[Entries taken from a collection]
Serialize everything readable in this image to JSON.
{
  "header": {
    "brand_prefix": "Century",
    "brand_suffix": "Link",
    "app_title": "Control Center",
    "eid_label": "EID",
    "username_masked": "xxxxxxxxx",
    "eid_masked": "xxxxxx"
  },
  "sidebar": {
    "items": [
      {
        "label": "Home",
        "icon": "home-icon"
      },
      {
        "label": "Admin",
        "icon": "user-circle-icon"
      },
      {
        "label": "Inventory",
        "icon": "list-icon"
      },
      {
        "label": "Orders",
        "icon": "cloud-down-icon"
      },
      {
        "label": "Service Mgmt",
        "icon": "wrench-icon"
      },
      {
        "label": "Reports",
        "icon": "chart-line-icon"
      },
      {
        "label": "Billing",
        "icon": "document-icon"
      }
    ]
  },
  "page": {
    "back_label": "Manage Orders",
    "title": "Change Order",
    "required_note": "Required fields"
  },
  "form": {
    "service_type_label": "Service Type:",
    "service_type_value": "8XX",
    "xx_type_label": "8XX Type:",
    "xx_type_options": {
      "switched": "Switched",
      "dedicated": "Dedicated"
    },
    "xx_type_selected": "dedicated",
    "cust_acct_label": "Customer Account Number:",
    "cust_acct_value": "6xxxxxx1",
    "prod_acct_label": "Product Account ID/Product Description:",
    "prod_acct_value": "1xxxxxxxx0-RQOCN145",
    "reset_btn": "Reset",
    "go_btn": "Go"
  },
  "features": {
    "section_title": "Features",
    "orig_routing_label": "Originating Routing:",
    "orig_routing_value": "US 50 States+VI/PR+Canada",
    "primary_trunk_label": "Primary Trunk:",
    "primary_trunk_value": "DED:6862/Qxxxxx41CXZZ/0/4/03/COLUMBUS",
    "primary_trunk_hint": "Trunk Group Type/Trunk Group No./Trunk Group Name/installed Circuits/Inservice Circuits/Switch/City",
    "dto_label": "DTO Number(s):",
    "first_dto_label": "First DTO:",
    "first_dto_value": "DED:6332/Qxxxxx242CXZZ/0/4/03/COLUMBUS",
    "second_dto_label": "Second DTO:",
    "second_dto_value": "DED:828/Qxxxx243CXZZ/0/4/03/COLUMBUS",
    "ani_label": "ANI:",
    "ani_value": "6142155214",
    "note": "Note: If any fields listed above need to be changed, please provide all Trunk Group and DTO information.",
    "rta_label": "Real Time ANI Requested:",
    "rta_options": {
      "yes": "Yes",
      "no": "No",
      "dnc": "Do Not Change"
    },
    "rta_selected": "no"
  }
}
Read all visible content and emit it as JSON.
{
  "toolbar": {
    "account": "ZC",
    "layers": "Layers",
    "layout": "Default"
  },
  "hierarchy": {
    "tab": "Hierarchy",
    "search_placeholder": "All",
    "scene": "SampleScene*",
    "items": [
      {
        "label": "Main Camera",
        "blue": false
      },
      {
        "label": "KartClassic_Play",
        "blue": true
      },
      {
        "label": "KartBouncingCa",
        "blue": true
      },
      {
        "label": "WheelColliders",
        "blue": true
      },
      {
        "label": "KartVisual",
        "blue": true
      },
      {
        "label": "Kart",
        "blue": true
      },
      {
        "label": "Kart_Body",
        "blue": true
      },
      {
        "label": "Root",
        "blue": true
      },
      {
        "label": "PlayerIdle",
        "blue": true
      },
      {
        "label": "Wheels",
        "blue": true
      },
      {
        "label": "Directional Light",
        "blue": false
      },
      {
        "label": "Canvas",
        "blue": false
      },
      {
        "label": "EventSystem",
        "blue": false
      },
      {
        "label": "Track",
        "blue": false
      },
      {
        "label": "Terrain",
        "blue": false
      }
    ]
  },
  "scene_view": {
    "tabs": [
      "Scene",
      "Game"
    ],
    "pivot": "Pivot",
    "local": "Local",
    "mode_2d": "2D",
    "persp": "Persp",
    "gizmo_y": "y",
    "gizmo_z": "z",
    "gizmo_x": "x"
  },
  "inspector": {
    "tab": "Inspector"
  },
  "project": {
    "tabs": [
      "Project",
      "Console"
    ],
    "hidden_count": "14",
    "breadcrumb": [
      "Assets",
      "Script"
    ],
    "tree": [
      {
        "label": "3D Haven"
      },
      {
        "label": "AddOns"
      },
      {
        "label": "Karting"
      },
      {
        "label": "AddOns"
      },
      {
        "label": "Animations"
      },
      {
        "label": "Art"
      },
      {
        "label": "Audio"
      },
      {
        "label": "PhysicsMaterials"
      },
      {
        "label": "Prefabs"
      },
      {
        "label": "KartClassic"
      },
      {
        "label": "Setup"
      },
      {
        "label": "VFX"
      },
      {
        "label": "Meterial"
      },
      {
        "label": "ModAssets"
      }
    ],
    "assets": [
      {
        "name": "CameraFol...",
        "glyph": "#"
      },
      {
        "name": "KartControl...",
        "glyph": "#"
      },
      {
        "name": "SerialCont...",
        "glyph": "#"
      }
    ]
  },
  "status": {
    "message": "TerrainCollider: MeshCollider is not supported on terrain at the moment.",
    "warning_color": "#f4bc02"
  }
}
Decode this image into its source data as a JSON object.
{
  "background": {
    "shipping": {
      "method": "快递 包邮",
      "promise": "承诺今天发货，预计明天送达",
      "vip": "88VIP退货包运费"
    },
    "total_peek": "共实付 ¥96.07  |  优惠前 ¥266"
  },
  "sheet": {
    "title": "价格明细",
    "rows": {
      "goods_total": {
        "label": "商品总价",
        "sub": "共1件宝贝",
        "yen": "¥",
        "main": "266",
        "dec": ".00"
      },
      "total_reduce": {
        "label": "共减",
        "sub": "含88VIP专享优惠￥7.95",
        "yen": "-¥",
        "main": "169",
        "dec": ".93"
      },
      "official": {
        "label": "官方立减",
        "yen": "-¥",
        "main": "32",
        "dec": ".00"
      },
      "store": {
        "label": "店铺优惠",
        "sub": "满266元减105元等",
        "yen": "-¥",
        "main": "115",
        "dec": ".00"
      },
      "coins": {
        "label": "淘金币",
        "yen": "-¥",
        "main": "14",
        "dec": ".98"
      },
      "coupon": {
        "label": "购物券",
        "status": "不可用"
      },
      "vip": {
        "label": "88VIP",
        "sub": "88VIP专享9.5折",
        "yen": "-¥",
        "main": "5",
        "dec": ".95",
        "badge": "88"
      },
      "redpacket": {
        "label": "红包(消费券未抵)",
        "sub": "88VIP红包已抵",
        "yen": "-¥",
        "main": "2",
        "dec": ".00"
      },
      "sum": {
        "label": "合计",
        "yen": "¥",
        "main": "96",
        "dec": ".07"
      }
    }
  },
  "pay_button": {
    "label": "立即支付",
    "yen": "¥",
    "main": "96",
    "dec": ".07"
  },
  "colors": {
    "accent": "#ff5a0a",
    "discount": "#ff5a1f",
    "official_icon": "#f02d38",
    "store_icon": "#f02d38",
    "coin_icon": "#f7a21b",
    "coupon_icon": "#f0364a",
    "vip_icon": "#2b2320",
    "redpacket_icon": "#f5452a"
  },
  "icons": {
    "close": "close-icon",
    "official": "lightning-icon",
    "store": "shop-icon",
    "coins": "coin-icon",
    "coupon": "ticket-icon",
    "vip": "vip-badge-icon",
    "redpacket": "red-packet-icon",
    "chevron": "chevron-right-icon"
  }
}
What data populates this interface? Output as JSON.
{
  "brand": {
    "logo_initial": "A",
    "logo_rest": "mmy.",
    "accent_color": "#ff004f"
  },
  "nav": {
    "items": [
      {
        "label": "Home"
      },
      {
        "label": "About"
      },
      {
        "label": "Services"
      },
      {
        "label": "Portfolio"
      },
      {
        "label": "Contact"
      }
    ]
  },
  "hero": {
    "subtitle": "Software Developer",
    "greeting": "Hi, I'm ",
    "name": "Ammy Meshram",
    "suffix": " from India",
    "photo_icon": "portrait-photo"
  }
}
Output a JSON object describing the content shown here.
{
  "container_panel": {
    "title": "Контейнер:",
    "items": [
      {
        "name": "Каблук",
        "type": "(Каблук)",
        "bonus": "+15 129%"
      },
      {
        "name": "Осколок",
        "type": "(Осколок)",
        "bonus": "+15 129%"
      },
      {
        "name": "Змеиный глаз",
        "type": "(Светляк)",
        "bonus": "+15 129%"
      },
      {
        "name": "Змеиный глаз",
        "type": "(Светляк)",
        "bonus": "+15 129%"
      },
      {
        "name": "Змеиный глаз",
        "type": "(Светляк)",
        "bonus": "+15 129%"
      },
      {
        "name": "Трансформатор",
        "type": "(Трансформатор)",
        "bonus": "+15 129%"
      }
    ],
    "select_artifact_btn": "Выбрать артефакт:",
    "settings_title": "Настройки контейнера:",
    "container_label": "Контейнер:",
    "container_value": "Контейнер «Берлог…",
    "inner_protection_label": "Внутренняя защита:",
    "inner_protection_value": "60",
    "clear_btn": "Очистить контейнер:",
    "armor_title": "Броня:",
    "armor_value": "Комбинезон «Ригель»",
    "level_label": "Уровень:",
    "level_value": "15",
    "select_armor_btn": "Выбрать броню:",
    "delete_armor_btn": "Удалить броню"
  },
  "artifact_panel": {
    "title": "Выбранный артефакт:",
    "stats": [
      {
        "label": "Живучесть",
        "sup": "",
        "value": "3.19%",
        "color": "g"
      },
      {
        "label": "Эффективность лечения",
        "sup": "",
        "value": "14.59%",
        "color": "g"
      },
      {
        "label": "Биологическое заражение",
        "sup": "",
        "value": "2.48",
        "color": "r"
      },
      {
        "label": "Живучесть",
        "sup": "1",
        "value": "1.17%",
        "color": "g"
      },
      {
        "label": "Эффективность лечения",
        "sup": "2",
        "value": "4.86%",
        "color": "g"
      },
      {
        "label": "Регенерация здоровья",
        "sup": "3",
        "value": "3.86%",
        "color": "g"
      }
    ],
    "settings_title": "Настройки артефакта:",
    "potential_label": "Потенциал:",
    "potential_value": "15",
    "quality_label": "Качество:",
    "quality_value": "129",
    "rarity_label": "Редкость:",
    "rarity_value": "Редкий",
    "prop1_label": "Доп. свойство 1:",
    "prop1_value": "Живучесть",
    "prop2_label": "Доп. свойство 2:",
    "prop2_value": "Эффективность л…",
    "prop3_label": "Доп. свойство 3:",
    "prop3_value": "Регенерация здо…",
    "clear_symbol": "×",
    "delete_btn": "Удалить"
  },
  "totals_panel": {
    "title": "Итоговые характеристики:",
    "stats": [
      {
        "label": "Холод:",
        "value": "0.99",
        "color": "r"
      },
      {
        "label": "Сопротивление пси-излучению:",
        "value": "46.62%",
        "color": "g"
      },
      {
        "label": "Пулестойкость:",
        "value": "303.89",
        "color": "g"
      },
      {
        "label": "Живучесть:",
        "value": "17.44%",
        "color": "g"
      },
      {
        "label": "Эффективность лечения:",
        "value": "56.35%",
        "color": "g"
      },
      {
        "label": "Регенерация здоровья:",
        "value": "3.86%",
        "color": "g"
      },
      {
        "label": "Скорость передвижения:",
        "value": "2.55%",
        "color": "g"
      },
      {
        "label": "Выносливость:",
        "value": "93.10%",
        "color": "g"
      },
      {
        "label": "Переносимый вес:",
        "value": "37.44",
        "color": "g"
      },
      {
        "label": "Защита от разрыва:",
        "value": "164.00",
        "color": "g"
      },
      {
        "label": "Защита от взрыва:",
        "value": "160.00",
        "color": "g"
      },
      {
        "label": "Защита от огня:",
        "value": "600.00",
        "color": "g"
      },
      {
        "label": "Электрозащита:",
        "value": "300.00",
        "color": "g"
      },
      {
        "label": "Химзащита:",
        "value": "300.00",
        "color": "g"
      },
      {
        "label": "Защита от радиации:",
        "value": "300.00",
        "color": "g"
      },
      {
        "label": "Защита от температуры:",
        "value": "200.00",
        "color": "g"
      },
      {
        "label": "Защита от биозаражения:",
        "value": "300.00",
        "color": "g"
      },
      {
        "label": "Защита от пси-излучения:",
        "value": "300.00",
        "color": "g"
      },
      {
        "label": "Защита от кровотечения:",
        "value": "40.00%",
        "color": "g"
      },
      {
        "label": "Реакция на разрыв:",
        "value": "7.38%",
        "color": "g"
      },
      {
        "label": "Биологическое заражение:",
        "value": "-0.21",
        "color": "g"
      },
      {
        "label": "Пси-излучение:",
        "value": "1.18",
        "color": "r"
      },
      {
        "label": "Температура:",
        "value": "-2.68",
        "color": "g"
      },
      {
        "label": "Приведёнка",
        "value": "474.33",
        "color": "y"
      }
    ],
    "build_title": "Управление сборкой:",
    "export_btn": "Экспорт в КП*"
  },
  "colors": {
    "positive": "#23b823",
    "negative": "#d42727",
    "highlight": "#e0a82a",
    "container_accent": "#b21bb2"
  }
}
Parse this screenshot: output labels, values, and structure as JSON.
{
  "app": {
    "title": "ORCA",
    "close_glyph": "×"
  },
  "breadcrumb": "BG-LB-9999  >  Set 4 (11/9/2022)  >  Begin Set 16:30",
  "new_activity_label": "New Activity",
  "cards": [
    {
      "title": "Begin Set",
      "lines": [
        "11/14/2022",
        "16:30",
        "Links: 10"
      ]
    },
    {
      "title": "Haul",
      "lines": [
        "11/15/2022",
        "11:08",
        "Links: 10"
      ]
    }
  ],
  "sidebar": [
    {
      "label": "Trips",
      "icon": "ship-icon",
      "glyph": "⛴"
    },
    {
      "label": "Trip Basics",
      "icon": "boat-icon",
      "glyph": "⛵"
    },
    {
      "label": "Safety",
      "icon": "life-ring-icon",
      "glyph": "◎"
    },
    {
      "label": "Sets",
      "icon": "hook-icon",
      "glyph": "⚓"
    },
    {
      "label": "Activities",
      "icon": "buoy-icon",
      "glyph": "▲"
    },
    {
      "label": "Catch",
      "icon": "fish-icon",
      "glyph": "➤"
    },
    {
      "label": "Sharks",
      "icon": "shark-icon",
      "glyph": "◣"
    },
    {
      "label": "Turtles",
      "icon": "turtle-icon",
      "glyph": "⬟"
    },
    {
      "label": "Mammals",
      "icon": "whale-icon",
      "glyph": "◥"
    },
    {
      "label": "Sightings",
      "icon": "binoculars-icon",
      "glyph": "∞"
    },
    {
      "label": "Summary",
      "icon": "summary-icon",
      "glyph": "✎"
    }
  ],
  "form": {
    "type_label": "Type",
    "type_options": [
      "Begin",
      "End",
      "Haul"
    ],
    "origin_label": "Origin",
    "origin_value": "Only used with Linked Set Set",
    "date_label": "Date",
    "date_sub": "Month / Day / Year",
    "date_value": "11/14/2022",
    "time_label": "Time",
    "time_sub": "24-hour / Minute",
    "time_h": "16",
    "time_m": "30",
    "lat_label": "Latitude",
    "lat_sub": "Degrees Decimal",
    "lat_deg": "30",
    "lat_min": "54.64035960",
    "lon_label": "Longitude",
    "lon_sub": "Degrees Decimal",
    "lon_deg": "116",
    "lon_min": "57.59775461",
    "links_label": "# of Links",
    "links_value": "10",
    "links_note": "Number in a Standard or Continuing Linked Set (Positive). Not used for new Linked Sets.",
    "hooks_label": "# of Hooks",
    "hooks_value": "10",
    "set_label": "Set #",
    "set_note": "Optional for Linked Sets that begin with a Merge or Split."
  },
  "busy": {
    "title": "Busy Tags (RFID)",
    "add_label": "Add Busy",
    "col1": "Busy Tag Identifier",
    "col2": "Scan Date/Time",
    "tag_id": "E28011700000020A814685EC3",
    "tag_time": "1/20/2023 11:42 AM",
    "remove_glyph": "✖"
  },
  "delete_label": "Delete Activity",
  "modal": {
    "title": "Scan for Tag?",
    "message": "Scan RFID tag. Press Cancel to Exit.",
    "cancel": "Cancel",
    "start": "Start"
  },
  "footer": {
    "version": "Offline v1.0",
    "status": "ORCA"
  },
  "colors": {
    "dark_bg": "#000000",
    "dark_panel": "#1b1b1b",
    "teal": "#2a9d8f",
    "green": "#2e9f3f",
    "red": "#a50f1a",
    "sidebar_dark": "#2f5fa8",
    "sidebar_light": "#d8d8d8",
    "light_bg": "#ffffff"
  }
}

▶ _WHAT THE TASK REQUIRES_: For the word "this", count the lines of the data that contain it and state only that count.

▶ _REPLY_: 4